• _WHAT THE TASK ASKS_:
Locate every line in the records below that contains the word "markdown", and copy each one.

··· EXTRACTED ENTRIES ···

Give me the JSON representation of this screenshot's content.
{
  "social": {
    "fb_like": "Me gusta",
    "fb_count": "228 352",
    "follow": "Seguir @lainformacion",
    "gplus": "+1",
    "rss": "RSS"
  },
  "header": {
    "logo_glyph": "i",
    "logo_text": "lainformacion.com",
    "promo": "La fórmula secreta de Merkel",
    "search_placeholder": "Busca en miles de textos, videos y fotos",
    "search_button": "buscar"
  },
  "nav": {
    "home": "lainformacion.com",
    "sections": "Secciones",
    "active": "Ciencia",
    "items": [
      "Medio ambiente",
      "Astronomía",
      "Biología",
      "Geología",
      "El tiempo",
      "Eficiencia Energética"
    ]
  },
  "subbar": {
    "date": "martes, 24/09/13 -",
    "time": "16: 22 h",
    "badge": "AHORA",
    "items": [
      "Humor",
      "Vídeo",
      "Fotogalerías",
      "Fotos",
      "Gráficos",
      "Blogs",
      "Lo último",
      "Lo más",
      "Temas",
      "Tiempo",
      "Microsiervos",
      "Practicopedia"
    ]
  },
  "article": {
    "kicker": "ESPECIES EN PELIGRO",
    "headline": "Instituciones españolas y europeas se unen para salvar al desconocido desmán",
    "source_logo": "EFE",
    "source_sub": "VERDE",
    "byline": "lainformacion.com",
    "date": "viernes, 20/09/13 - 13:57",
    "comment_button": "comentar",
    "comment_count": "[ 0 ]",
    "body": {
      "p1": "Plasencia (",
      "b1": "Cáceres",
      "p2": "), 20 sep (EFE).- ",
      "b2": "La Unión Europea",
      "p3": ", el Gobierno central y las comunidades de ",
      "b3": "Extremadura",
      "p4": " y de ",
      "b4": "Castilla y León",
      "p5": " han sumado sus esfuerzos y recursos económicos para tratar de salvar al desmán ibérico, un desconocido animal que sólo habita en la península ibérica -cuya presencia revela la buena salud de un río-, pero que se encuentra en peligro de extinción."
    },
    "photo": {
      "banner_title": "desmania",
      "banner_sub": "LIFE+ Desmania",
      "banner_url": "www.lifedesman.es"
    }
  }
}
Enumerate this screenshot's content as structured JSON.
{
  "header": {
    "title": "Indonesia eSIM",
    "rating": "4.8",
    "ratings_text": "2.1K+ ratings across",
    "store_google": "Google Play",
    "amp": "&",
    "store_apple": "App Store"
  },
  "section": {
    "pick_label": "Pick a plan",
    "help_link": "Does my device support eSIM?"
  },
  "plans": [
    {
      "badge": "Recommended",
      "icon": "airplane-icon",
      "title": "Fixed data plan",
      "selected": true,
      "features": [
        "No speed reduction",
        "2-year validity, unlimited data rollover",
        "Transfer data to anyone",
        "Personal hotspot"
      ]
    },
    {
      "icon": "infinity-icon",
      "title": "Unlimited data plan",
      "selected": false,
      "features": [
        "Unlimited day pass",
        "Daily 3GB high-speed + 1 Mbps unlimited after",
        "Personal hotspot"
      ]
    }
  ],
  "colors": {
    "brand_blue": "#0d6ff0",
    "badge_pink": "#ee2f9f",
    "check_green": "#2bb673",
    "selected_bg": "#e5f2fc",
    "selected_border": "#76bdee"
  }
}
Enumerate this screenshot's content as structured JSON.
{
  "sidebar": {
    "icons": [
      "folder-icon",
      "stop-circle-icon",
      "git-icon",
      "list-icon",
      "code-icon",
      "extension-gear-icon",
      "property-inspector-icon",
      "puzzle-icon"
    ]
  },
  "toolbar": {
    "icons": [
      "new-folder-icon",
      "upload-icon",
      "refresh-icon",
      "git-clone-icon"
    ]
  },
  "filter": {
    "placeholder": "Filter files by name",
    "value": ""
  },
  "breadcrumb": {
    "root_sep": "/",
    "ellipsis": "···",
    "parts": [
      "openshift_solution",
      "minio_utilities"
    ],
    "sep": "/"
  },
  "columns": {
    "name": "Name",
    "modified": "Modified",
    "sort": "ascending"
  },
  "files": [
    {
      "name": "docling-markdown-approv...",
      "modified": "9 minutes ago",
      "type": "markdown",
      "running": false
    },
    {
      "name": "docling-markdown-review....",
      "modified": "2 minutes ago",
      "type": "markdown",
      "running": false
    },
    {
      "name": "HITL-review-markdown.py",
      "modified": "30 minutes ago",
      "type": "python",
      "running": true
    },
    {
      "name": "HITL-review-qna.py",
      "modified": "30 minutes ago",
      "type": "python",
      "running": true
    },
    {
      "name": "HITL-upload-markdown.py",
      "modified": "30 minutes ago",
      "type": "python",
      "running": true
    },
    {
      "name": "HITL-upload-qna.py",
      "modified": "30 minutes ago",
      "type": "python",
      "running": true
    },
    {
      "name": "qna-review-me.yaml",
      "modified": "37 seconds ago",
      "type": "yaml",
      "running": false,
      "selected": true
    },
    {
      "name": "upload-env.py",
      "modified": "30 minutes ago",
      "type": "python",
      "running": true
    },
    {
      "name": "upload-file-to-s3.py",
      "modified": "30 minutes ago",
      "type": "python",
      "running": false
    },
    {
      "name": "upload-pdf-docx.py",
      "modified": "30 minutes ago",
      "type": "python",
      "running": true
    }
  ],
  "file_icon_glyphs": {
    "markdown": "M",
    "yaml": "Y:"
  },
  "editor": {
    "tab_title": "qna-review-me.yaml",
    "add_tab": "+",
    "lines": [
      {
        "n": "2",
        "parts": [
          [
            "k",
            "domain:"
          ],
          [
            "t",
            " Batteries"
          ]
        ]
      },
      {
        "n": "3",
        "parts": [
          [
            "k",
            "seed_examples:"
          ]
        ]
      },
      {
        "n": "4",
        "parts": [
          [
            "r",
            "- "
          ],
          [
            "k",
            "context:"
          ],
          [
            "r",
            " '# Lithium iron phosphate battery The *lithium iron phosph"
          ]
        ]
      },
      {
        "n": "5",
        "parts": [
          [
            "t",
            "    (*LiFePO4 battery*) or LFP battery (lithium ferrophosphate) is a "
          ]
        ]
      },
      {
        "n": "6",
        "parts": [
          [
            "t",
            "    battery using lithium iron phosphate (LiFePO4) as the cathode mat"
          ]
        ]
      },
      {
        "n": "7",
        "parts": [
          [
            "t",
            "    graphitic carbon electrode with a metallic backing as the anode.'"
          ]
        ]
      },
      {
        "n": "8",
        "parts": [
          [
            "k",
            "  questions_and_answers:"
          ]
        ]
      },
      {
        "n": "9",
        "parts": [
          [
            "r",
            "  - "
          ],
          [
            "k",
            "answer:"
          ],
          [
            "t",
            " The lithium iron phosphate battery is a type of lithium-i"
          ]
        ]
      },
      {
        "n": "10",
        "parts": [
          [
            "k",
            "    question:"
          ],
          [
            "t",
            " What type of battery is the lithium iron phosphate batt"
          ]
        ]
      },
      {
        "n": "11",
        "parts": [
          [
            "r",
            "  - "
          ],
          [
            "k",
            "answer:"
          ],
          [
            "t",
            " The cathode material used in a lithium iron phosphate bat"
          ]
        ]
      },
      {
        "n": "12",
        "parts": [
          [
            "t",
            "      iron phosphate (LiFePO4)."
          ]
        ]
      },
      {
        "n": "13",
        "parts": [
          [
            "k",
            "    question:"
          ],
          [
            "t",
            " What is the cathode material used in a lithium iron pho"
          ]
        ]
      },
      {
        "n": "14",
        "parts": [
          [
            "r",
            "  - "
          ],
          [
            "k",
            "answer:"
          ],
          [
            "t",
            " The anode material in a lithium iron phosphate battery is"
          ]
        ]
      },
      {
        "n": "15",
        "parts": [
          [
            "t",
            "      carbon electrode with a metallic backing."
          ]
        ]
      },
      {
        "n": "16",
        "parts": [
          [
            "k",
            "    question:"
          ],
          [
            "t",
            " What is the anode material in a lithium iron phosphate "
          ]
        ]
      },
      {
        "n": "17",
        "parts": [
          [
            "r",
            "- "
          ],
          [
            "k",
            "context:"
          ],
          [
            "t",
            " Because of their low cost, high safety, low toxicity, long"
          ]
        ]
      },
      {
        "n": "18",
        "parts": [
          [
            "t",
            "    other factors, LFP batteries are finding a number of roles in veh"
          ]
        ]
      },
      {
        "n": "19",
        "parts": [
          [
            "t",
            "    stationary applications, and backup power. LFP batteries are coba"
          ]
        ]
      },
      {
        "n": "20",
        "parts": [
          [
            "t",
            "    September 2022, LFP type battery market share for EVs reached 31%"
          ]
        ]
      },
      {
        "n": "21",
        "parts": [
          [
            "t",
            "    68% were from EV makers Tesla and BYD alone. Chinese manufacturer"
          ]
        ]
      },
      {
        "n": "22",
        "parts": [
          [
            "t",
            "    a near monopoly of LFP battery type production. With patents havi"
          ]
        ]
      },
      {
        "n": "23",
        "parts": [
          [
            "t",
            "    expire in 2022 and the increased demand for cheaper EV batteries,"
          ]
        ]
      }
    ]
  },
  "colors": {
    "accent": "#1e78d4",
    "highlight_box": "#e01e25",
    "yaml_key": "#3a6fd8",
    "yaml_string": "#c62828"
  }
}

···

• _RESULT OF THIS EXERCISE_:
      "name": "docling-markdown-approv...",
      "type": "markdown",
      "name": "docling-markdown-review....",
      "type": "markdown",
      "name": "HITL-review-markdown.py",
      "name": "HITL-upload-markdown.py",
    "markdown": "M",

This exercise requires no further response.